According to Art. 3(2) of the Act 1995 no. 218, when dealing with subjects included in the Brussels Convention of 27 September 1968 the Italian jurisdiction may also exist if the requirements of Sections 2, 3 and 4 of Title II of the Brussels Convention are satisfied, even though the country of residence of the party involved in the dispute is not a member of the Convention.
According to art. 5(1) of the Brussels Convention, the "court of the place where the obligation has been or must be performed" has jurisdiction (locus destinatae solutionis). The place of performance must be determined pursuant to the substantive law applicable to the dispute according to the domestic private international law.
With regard to contracts of international sale of moveable goods, the Italian private international law is based on the Hague Convention of 15 June 1955, which has a universal character and prevails over the Rome Convention of June 1980 and to which Art. 57 of Act 1995 no. 218 refers (this prevalence can also be inferred from Art. 21 of the Rome Convention). The Hague Convention of 1955 cannot be considered repealed by the United Nations Convention on Contracts for the International Sale of Goods of Vienna 11 April 1980 because the latter sets substantive uniform rules and not rules on private international law (in this regard: Tribunal of Padova, 25 February 2004).
According to Art. 3 of the Hague Convention, unless the parties have agreed otherwise in the contract, the law governing the contract is the law of the place where the seller has its residence.
If the seller is Italian, the locus destinatae solutionis (which is relevant pursuant to Art. 5 of Brussels Convention) must
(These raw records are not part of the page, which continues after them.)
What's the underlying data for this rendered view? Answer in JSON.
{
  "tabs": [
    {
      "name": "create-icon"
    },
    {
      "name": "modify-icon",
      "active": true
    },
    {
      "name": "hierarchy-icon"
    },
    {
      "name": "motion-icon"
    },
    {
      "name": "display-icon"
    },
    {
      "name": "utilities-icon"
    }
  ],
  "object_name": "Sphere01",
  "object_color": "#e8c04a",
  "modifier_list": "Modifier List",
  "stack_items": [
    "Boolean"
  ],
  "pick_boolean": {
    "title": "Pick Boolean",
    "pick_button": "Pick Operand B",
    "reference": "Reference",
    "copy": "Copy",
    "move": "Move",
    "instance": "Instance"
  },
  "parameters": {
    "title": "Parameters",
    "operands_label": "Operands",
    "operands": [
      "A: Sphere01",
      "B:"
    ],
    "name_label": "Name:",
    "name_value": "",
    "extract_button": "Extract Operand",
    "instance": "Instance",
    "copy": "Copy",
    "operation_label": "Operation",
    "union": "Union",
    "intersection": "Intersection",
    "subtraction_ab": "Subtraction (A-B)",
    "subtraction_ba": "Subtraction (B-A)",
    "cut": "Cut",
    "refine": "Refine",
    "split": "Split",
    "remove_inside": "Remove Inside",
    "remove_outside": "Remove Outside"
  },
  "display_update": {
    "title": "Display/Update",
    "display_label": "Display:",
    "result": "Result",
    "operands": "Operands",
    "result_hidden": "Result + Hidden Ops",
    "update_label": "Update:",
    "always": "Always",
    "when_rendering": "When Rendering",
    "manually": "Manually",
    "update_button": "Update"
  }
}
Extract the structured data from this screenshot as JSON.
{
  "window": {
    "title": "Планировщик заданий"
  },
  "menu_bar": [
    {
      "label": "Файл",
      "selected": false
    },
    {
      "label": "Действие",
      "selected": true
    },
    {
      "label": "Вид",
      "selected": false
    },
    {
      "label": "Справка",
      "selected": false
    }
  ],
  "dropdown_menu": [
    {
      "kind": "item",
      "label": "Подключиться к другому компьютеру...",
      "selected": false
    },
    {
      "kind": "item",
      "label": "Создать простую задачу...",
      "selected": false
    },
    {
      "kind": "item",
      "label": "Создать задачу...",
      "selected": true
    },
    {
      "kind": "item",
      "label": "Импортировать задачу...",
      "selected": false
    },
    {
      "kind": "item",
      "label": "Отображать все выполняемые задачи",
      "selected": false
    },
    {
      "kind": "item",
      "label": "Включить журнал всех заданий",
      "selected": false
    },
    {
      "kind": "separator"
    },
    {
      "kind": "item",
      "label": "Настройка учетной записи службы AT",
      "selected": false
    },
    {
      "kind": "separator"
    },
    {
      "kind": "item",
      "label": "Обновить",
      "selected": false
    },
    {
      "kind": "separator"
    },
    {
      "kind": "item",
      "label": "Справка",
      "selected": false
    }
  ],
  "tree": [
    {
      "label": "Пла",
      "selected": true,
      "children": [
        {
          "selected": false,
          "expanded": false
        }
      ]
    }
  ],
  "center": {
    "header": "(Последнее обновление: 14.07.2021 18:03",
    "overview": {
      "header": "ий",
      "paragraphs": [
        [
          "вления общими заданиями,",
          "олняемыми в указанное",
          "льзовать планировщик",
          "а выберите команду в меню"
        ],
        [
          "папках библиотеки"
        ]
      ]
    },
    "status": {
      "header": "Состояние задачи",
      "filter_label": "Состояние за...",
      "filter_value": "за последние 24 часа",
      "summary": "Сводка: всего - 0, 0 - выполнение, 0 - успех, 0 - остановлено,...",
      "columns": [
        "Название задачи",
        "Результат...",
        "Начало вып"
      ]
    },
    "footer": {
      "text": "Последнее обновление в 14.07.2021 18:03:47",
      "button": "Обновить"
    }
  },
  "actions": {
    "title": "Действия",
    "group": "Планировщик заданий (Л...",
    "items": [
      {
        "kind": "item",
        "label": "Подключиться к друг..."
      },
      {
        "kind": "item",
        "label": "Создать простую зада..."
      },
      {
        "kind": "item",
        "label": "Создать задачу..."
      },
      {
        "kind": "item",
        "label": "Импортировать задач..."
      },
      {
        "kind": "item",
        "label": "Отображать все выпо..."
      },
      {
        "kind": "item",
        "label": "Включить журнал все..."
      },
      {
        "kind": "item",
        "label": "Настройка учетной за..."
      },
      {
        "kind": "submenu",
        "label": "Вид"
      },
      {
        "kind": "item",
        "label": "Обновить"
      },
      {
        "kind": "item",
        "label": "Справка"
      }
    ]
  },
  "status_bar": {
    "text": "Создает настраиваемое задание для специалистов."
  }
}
therefore be determined according to Italian law. Since Italy has ratified the Vienna Convention of 11 April 1980 for the International Sale of Goods, Italian domestic law is substituted by the law
stated in this
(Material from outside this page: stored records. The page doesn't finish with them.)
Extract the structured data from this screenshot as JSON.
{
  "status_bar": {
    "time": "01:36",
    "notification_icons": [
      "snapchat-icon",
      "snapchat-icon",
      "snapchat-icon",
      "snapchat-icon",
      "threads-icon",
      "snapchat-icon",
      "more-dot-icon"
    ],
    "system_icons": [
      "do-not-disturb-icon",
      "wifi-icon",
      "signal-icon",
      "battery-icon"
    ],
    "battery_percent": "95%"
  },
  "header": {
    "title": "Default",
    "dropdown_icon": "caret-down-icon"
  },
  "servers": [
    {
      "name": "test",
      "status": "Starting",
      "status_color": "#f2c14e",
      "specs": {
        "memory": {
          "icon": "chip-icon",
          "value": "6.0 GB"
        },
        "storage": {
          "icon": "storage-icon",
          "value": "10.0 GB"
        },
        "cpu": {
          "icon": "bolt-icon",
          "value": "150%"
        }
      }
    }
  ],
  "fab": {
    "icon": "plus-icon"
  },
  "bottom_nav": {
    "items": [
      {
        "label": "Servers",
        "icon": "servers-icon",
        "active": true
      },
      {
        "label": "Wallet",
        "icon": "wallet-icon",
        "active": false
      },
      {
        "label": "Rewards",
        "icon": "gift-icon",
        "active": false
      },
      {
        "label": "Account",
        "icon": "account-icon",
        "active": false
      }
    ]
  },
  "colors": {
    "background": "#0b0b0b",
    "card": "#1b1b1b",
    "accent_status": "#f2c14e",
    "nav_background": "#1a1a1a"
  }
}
Convention. The same Convention will apply (without the necessity of determining the substantive law applicable to the contract pursuant to the aforementioned rules), if the country of residence of the buyer is also a party to the Vienna Convention.
In both cases, to determine the place of performance of the obligation at issue (locus destinatae solutionis), it is necessary to refer, in the absence of any specific contractual provisions, to the rules of the Vienna Convention. According to art. 57 of the Vienna Convention, the price must be paid at the seller's place of business: therefore, in case of an Italian seller, in Italy. As a consequence, Italian courts have jurisdiction over the claim regarding the payment of the price, and can properly issue an injunction of payment against a foreign buyer.
The same considerations apply to the interpretation of art. 5(1) of the Convention of Lugano of 16 September 1988 that is still in force with countries that have ratified it and do not belong to the European Union (for instance Switzerland, Iceland and Norway).
b) Buyers in the EU
In respect of a buyer who is a resident of the European Union, Italian jurisdiction exists on the basis of the criteria laid down by the Council Regulation (EC) No 44/2001 of 22 December 2000 on jurisdiction and the recognition and enforcement of judgments in civil and commercial matters, that has replaced since 1 March 2002 the Brussels Convention.
The Regulation provides the possibility of suing a person domiciled in a Member State before the courts of the place of perfo mance of the obligation that is the object of the claim, but, in comparison with the precedent text of article 5 of the Brussels Convention, it has identified a priori which the place of performance in the case of contracts the sale of movable goods is. Such a place is, unless otherwise agreed in the contract, the place in a Member State where the goods were delivered or should have been delivered. The place is to be intended as the place of destination provided by the contract.